“It really is, and I’ll tell you this—and this isn’t a load of shit to make me sound like a nice guy or anything, this is just honestly the truth: In the past 60 hours or so, I’ve literally slept about two hours because, you know, whenever someone sends you a Facebook request, a lot of times they’ll send you a short little message, and I felt like a putz just going ‘accept’ without writing anything back. And I didn’t just wanna write back ‘Thanks–Steve,’ so…it wouldn’t be long, but I at least wanted the person to know that I read the damn thing and it wasn’t a cut-and-paste response. So it’s been pretty intense, and they’re just coming in too fast now. Part of me hates that because … it sounds silly, but the reason you are where you’re at is because of people, and I’d rather basically not sleep for two weeks and get everything out of it that I can and thank every person and make them feel good, and then sleep two weeks from now versus ‘Yeah, I’ll get to that … ’ It’s really important to me.”

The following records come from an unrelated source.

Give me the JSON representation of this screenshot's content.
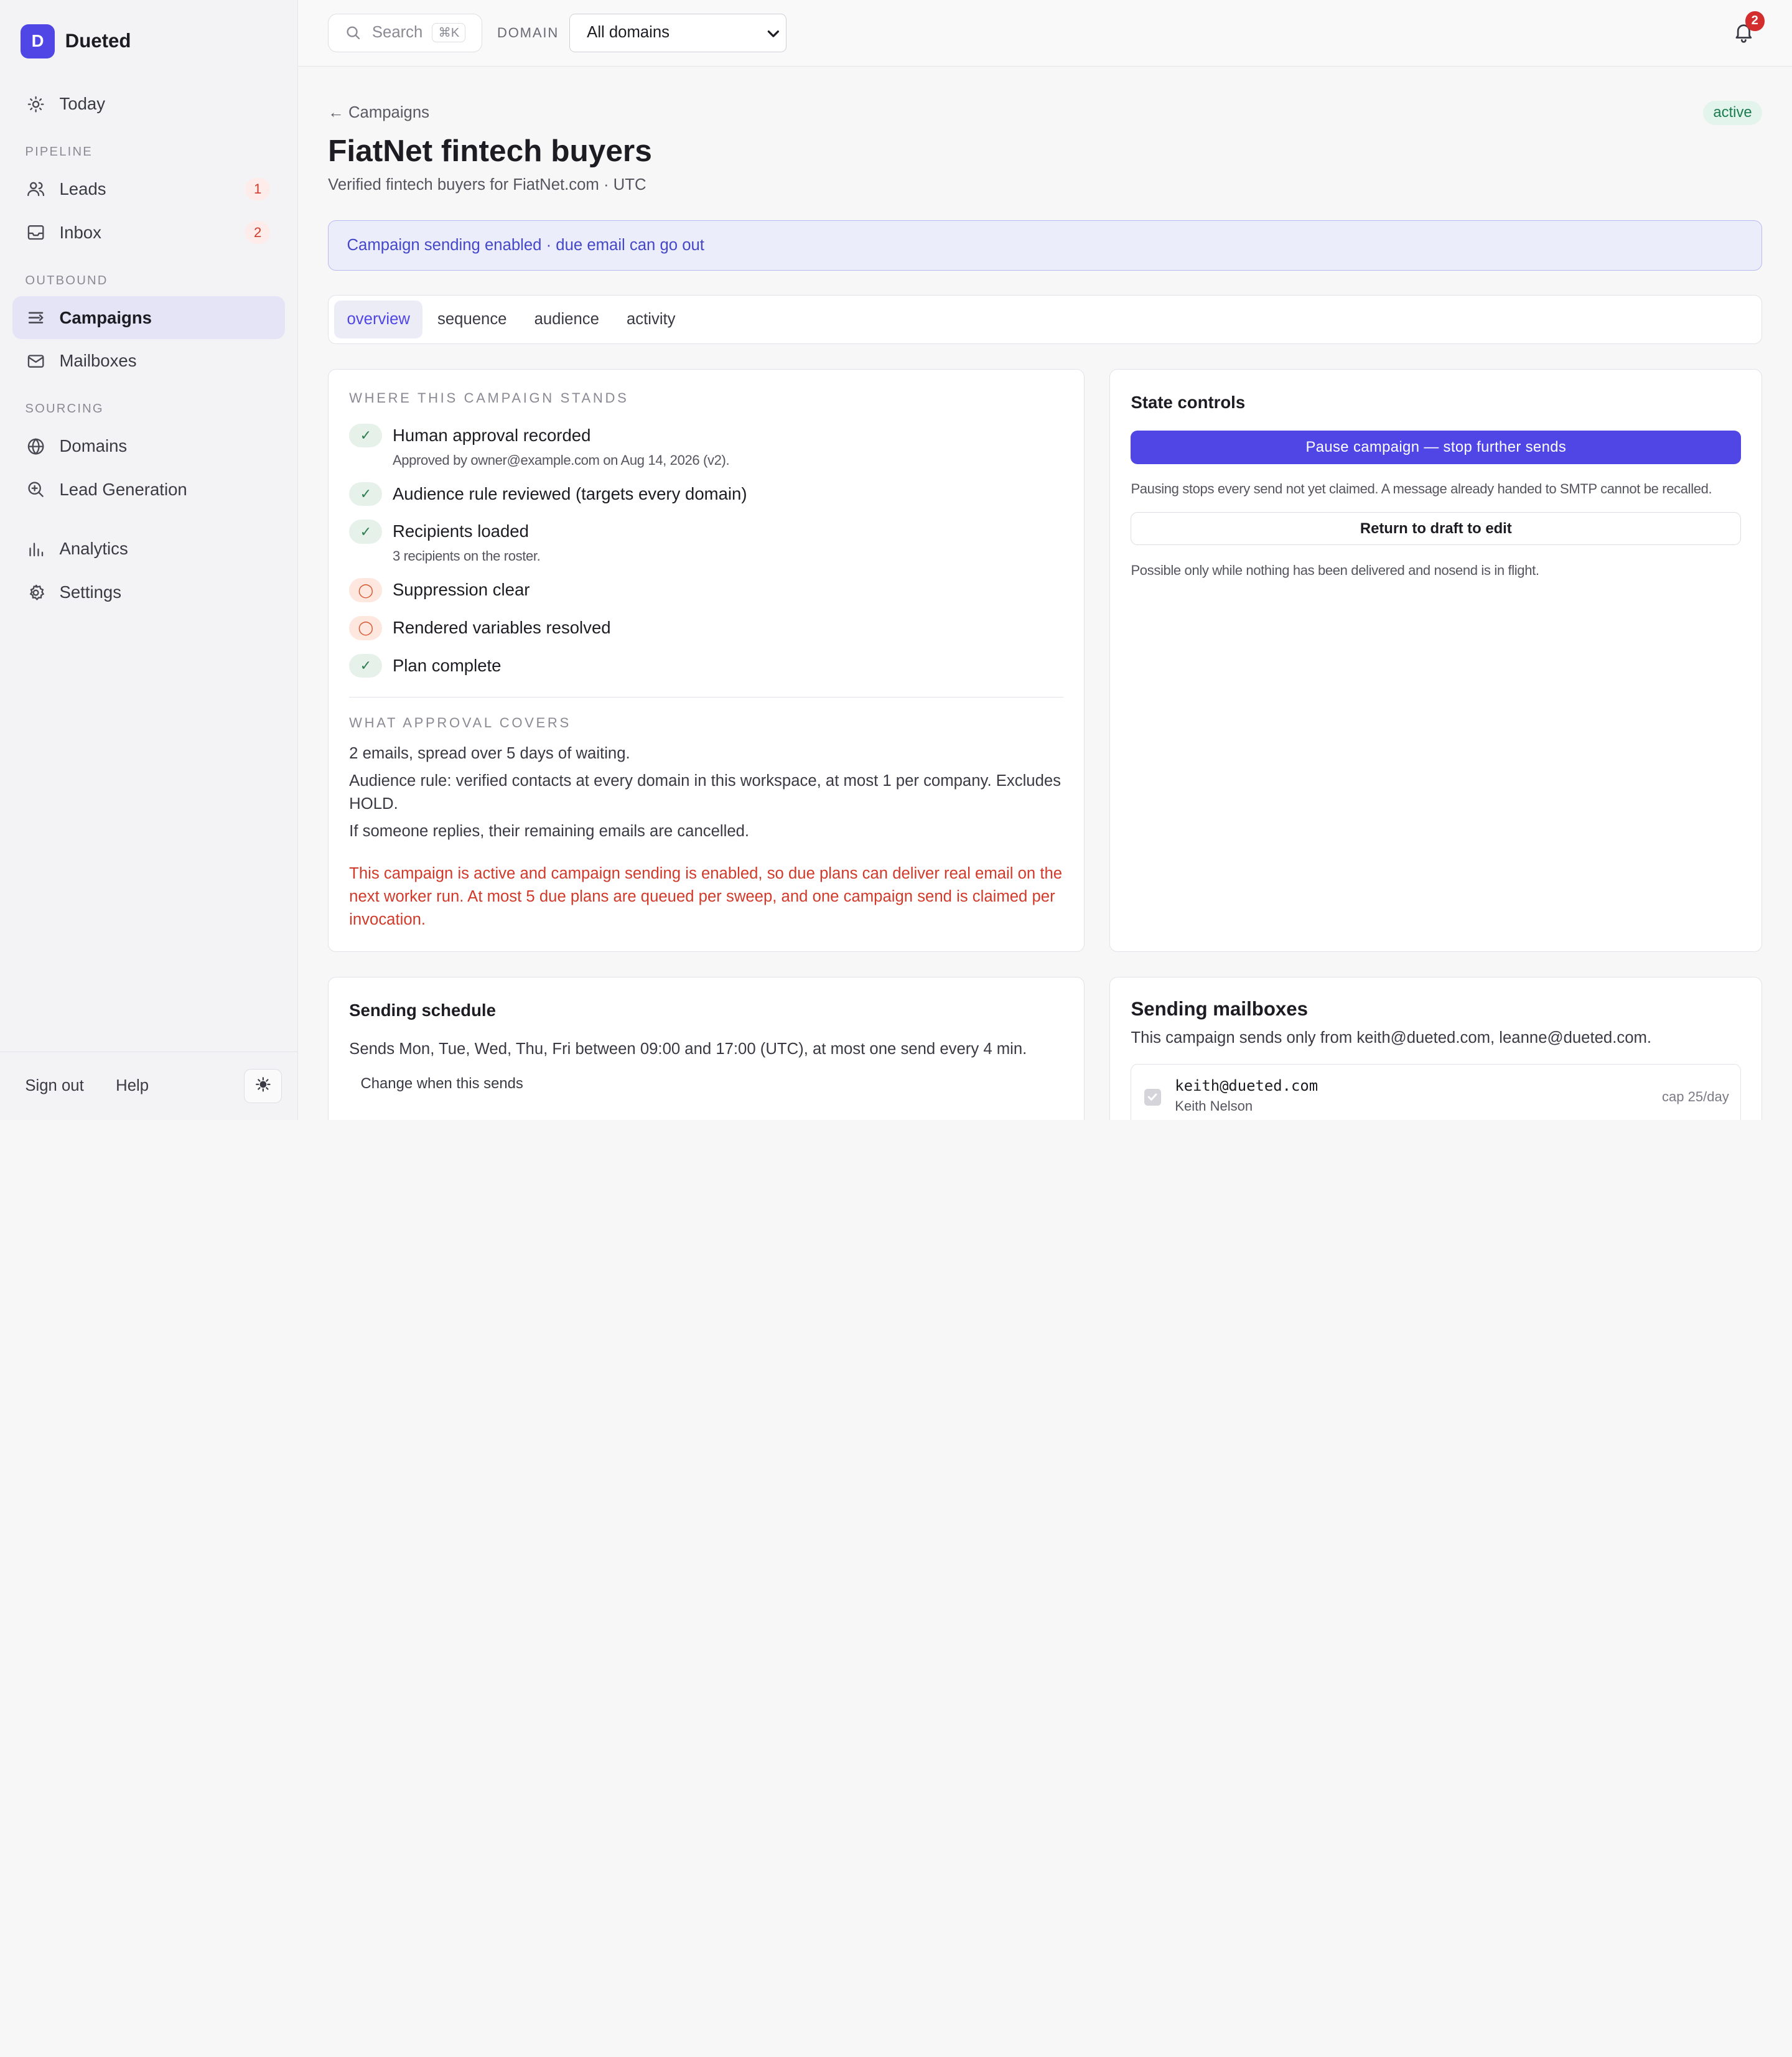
{
  "app": {
    "logo_letter": "D",
    "name": "Dueted"
  },
  "sidebar": {
    "today": "Today",
    "pipeline_label": "PIPELINE",
    "leads": "Leads",
    "leads_count": "1",
    "inbox": "Inbox",
    "inbox_count": "2",
    "outbound_label": "OUTBOUND",
    "campaigns": "Campaigns",
    "mailboxes": "Mailboxes",
    "sourcing_label": "SOURCING",
    "domains": "Domains",
    "lead_generation": "Lead Generation",
    "analytics": "Analytics",
    "settings": "Settings",
    "sign_out": "Sign out",
    "help": "Help"
  },
  "topbar": {
    "search_placeholder": "Search",
    "search_shortcut": "⌘K",
    "domain_label": "DOMAIN",
    "domain_value": "All domains",
    "notifications_count": "2"
  },
  "page": {
    "back_link": "← Campaigns",
    "status": "active",
    "title": "FiatNet fintech buyers",
    "subtitle": "Verified fintech buyers for FiatNet.com · UTC",
    "banner": "Campaign sending enabled · due email can go out"
  },
  "tabs": [
    "overview",
    "sequence",
    "audience",
    "activity"
  ],
  "stand": {
    "label": "WHERE THIS CAMPAIGN STANDS",
    "items": [
      {
        "title": "Human approval recorded",
        "note": "Approved by owner@example.com on Aug 14, 2026 (v2).",
        "state": "ok",
        "mark": "✓"
      },
      {
        "title": "Audience rule reviewed (targets every domain)",
        "note": "",
        "state": "ok",
        "mark": "✓"
      },
      {
        "title": "Recipients loaded",
        "note": "3 recipients on the roster.",
        "state": "ok",
        "mark": "✓"
      },
      {
        "title": "Suppression clear",
        "note": "",
        "state": "pending",
        "mark": "◯"
      },
      {
        "title": "Rendered variables resolved",
        "note": "",
        "state": "pending",
        "mark": "◯"
      },
      {
        "title": "Plan complete",
        "note": "",
        "state": "ok",
        "mark": "✓"
      }
    ],
    "approval_label": "WHAT APPROVAL COVERS",
    "approval_1": "2 emails, spread over 5 days of waiting.",
    "approval_2": "Audience rule: verified contacts at every domain in this workspace, at most 1 per company. Excludes HOLD.",
    "approval_3": "If someone replies, their remaining emails are cancelled.",
    "warning": "This campaign is active and campaign sending is enabled, so due plans can deliver real email on the next worker run. At most 5 due plans are queued per sweep, and one campaign send is claimed per invocation."
  },
  "state": {
    "title": "State controls",
    "pause_button": "Pause campaign — stop further sends",
    "pause_note": "Pausing stops every send not yet claimed. A message already handed to SMTP cannot be recalled.",
    "draft_button": "Return to draft to edit",
    "draft_note": "Possible only while nothing has been delivered and nosend is in flight."
  },
  "schedule": {
    "title": "Sending schedule",
    "text": "Sends Mon, Tue, Wed, Thu, Fri between 09:00 and 17:00 (UTC), at most one send every 4 min.",
    "change_link": "Change when this sends"
  },
  "mailboxes": {
    "title": "Sending mailboxes",
    "text": "This campaign sends only from keith@dueted.com, leanne@dueted.com.",
    "rows": [
      {
        "email": "keith@dueted.com",
        "name": "Keith Nelson",
        "cap": "cap 25/day"
      }
    ]
  }
}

How do you feel when you see the video characterized as “drummer goes to the wrong gig”? It seems like a swipe at Rick K. and the Allnighters, you know?
“I have mixed feelings about it because everybody in the Rick K. organization, they’re great people. It’s really hard when you see everyone else in the band get ripped to shreds, because they’re nice guys. However, removing that element from it, I can clearly see why people think that. If you just jump on the website and you read ‘drummer goes to wrong gig’ and then about a minute into it you’re like, ‘Good Lord!’—I can clearly see where it would look like Tommy Lee or Keith Moon playing for Wayne Newton. I get it. And I gotta be honest with you, man—a lot of the comments on YouTube, man, they’re funnier than hell! I mean, I can laugh at ’em. It doesn’t offend me because they’re funny, man. Some people really come up with some good stuff.”

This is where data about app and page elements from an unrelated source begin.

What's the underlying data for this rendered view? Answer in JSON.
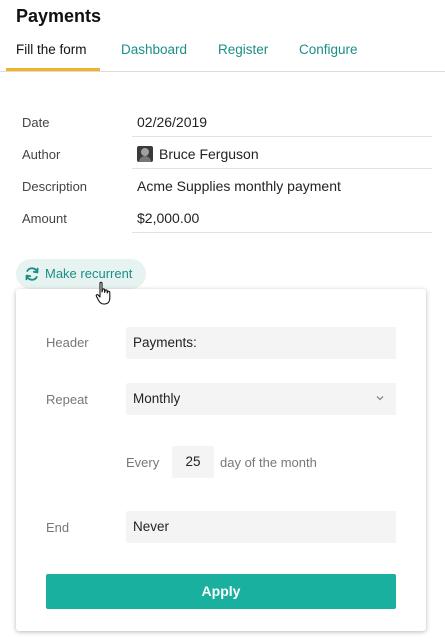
{
  "page": {
    "title": "Payments"
  },
  "tabs": [
    {
      "label": "Fill the form"
    },
    {
      "label": "Dashboard"
    },
    {
      "label": "Register"
    },
    {
      "label": "Configure"
    }
  ],
  "form": {
    "date": {
      "label": "Date",
      "value": "02/26/2019"
    },
    "author": {
      "label": "Author",
      "value": "Bruce Ferguson"
    },
    "description": {
      "label": "Description",
      "value": "Acme Supplies monthly payment"
    },
    "amount": {
      "label": "Amount",
      "value": "$2,000.00"
    }
  },
  "recurrent_button": {
    "label": "Make recurrent",
    "icon": "refresh-icon"
  },
  "recurrence": {
    "header": {
      "label": "Header",
      "value": "Payments:"
    },
    "repeat": {
      "label": "Repeat",
      "value": "Monthly"
    },
    "every": {
      "prefix": "Every",
      "value": "25",
      "suffix": "day of the month"
    },
    "end": {
      "label": "End",
      "value": "Never"
    },
    "apply_label": "Apply"
  },
  "colors": {
    "accent": "#1a8f86",
    "button": "#19b0a0",
    "tab_underline": "#f0b429",
    "chip_bg": "#e7f3f1"
  }
}
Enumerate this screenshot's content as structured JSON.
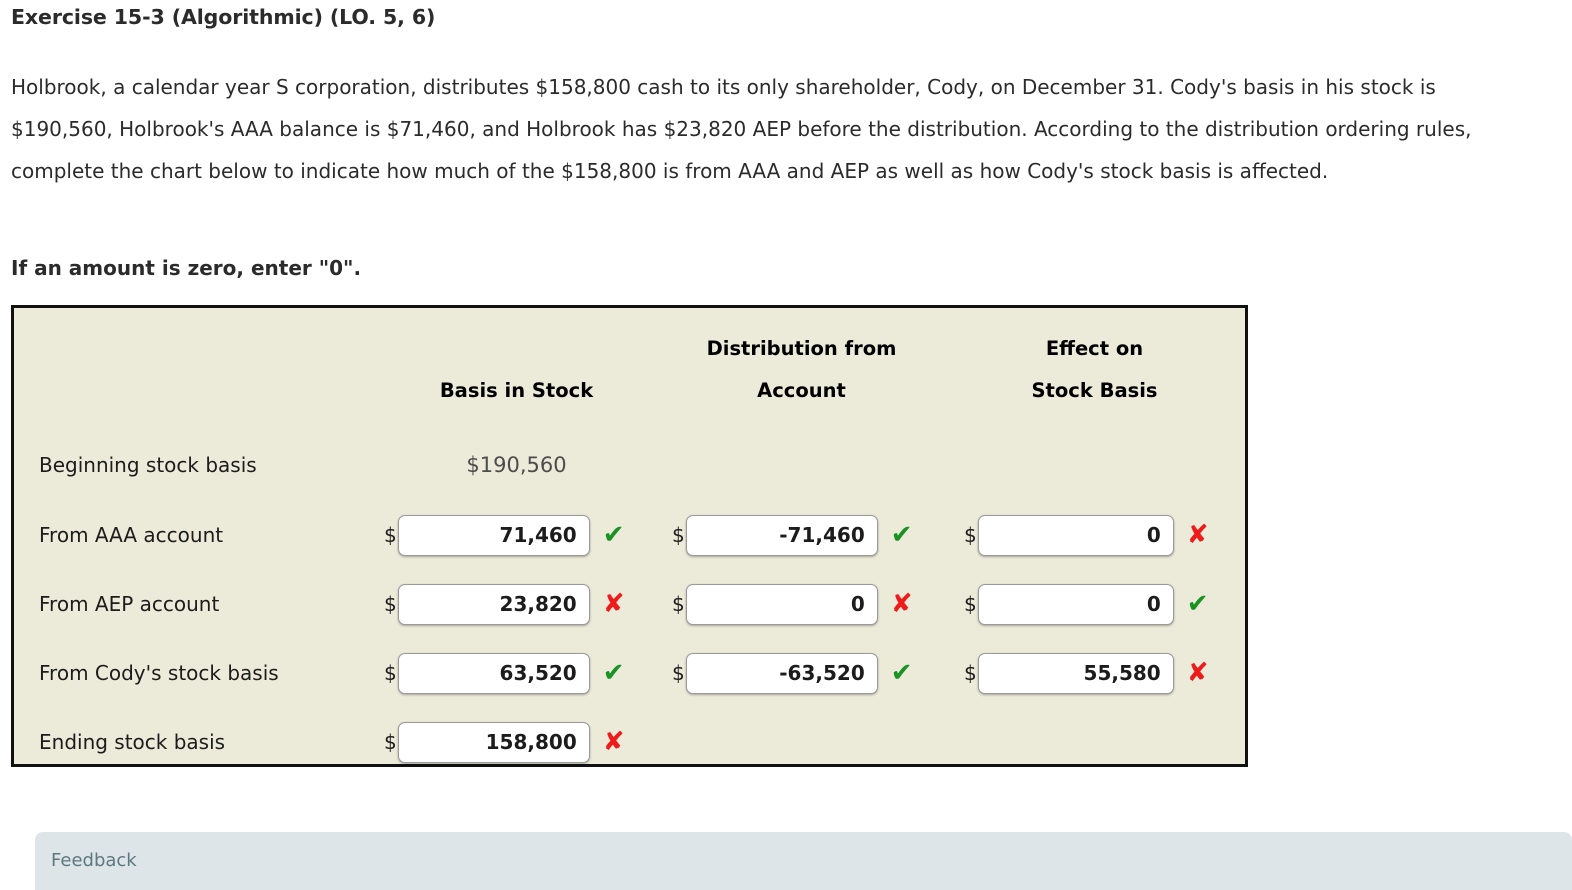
{
  "exercise": {
    "title": "Exercise 15-3 (Algorithmic) (LO. 5, 6)",
    "problem_text": "Holbrook, a calendar year S corporation, distributes $158,800 cash to its only shareholder, Cody, on December 31. Cody's basis in his stock is $190,560, Holbrook's AAA balance is $71,460, and Holbrook has $23,820 AEP before the distribution. According to the distribution ordering rules, complete the chart below to indicate how much of the $158,800 is from AAA and AEP as well as how Cody's stock basis is affected.",
    "zero_note": "If an amount is zero, enter \"0\"."
  },
  "table": {
    "headers": {
      "label_col": "",
      "basis_in_stock": "Basis in Stock",
      "distribution_from_line1": "Distribution from",
      "distribution_from_line2": "Account",
      "effect_on_line1": "Effect on",
      "effect_on_line2": "Stock Basis"
    },
    "currency_symbol": "$",
    "rows": [
      {
        "label": "Beginning stock basis",
        "type": "static",
        "basis_in_stock": "$190,560"
      },
      {
        "label": "From AAA account",
        "type": "inputs",
        "basis_in_stock": {
          "value": "71,460",
          "mark": "check"
        },
        "distribution_from_account": {
          "value": "-71,460",
          "mark": "check"
        },
        "effect_on_stock_basis": {
          "value": "0",
          "mark": "cross"
        }
      },
      {
        "label": "From AEP account",
        "type": "inputs",
        "basis_in_stock": {
          "value": "23,820",
          "mark": "cross"
        },
        "distribution_from_account": {
          "value": "0",
          "mark": "cross"
        },
        "effect_on_stock_basis": {
          "value": "0",
          "mark": "check"
        }
      },
      {
        "label": "From Cody's stock basis",
        "type": "inputs",
        "basis_in_stock": {
          "value": "63,520",
          "mark": "check"
        },
        "distribution_from_account": {
          "value": "-63,520",
          "mark": "check"
        },
        "effect_on_stock_basis": {
          "value": "55,580",
          "mark": "cross"
        }
      },
      {
        "label": "Ending stock basis",
        "type": "inputs",
        "basis_in_stock": {
          "value": "158,800",
          "mark": "cross"
        }
      }
    ]
  },
  "marks": {
    "check_glyph": "✔",
    "cross_glyph": "✘",
    "check_color": "#1a9322",
    "cross_color": "#ef1b1b"
  },
  "feedback": {
    "label": "Feedback"
  },
  "colors": {
    "panel_background": "#ecead9",
    "panel_border": "#111111",
    "feedback_background": "#dee5e8",
    "feedback_text": "#5d7880"
  }
}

Are your bandmates taking it well?
“They seem to be. They’re only human. I’ll put it this way—if they’re upset, they’re certainly not saying anything to me about it. But even though they may not say it, I feel like, ‘I know this is hurting you, man … ,’ and I hate that.”
Obviously they have to know that something like this, you don’t really have any control over it.
“Yeah, and that is the point. It’s not like I sought this out. I just started getting emails from people. I haven’t posted a thing or done anything. It’s just a phenomenon.”
But you’ve definitely become the focal point of the band now.
“Well, the thing is, I do that same sort of thing most of the show. Not all of the show—I try to have some taste [laughs]. But still, a lot of people aren’t catching the fact that Rick K., he’s not even in the video. That’s the guitar player singing. So it’s really not a good representation of the entire show. It’s just one song. Rick announces it, and a lot of people say, ‘What’s up with the announcer guy?’ Well, that’s the singer! But unless you watch two or three videos, you don’t put that together. Most people will watch “Sharp-Dressed Man,” and then they’ll see we do “Wipeout,” and maybe they’ll watch that. And that’s usually where their attention drops off and they run along to the pissing cat or whatever else it is. By then you’re competing with the farting dog or something. So unfortunately, Rick gets the bad end of the stick because people never realize that it’s his organization and he’s the singer.”
Rick K. and the Allnighters will return to Knoebels Amusement Park for a four-day engagement July 6 through July 9, three shows a day (1:30pm, 6pm, and 8:30pm).
More info at rickkandtheallnighters.com
Hostage Calm is cool with the chaos